[Records excerpted from a collection]
########################################

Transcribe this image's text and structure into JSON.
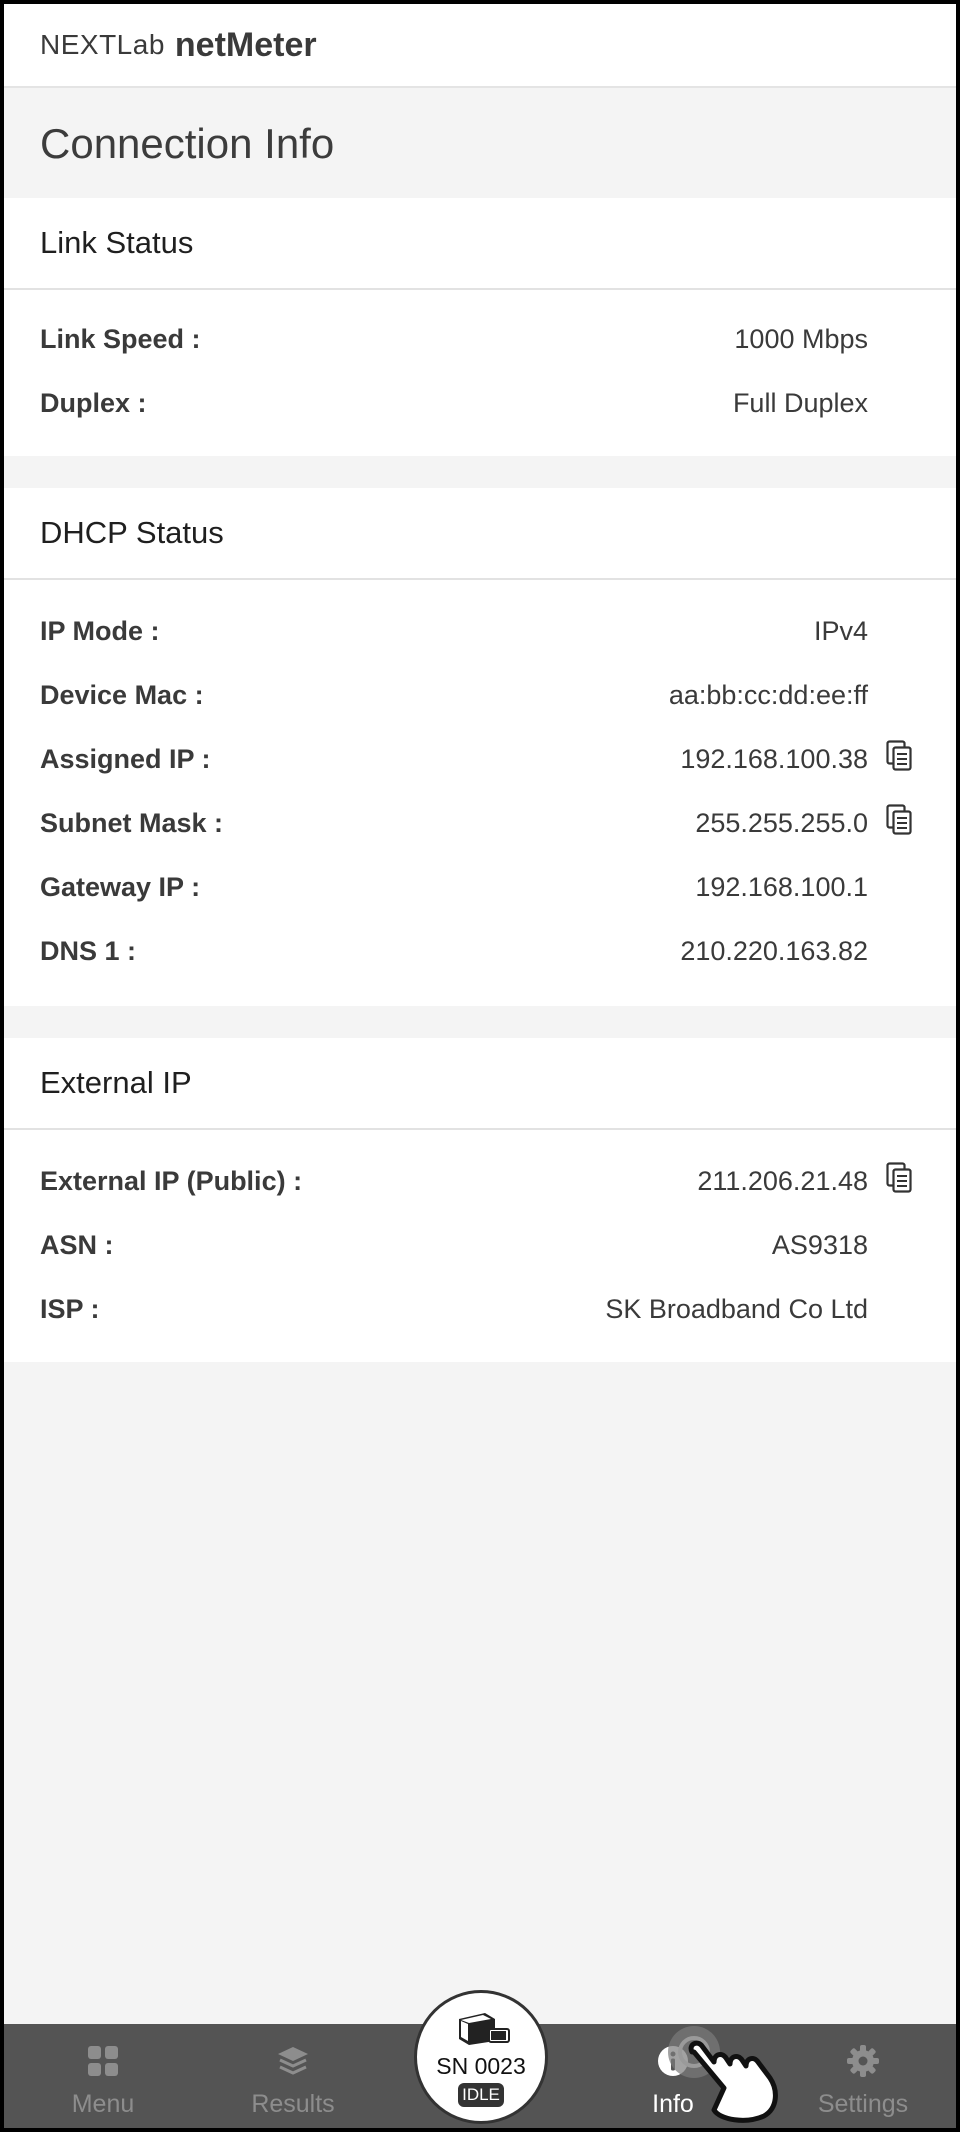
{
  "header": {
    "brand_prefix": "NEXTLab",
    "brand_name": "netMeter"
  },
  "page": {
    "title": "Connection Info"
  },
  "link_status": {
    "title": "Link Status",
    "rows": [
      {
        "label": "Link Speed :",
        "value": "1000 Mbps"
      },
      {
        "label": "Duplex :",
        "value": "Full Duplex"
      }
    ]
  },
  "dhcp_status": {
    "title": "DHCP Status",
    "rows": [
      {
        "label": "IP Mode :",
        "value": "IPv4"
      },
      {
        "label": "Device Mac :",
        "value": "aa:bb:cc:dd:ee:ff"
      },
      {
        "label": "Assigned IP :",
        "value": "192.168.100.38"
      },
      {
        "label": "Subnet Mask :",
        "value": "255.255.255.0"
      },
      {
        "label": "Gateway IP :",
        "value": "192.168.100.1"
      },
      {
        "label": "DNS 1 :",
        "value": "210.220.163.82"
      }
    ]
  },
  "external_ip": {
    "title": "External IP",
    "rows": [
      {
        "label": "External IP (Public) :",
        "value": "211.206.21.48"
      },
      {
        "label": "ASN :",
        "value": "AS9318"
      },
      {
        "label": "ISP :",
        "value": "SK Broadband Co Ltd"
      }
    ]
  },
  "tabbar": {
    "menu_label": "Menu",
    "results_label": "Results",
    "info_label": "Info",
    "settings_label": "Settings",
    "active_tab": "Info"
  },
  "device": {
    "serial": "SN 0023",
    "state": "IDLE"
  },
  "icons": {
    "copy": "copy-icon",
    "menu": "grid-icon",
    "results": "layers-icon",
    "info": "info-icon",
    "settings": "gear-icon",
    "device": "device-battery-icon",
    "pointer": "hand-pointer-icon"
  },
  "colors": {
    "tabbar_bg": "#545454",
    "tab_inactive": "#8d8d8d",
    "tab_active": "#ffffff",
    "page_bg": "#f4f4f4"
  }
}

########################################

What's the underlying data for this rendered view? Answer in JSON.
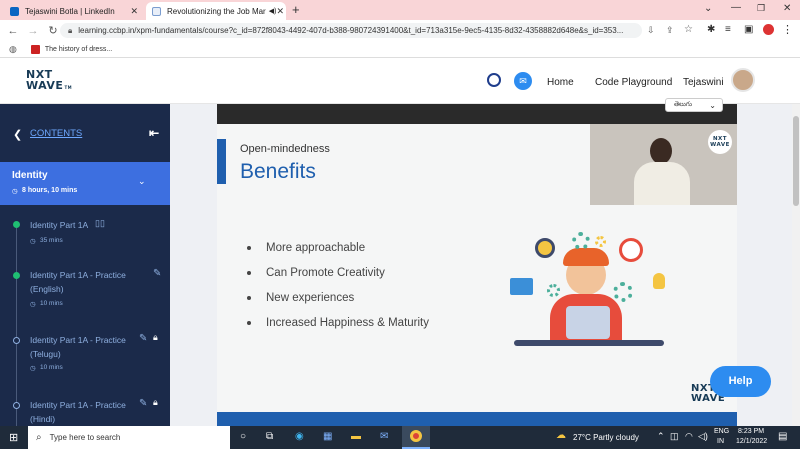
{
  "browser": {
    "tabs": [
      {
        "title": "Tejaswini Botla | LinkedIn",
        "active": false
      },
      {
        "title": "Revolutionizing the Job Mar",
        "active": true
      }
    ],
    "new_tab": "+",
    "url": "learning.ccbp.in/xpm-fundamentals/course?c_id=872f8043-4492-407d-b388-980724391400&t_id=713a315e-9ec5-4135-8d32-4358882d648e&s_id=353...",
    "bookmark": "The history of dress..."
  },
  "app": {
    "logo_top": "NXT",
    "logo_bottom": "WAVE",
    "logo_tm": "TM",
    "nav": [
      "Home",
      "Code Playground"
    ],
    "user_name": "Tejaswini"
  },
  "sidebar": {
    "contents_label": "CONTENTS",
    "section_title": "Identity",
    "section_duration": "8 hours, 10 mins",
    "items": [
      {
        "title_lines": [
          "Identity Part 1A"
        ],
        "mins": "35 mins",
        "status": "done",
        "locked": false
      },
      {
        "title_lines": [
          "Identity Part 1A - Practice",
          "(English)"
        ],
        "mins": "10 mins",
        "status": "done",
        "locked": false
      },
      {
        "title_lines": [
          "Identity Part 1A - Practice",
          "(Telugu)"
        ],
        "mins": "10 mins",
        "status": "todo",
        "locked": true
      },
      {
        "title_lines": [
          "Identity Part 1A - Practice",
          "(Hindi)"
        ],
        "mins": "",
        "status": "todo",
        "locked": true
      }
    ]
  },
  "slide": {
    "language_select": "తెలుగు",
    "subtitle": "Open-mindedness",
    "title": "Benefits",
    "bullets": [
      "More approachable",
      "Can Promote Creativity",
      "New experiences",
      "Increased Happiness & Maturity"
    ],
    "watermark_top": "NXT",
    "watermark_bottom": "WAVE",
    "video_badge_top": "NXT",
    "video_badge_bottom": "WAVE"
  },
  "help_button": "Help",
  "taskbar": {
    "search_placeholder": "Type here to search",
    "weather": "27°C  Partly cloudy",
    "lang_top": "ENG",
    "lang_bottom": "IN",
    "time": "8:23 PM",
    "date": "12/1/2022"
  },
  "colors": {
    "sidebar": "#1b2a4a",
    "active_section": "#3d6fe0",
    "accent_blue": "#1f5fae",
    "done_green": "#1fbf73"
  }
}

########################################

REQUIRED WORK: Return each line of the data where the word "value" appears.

RESULT OF THE TASK:
        "value": "1000 Mbps"
        "value": "Full Duplex"
        "value": "IPv4"
        "value": "aa:bb:cc:dd:ee:ff"
        "value": "192.168.100.38"
        "value": "255.255.255.0"
        "value": "192.168.100.1"
        "value": "210.220.163.82"
        "value": "211.206.21.48"
        "value": "AS9318"
        "value": "SK Broadband Co Ltd"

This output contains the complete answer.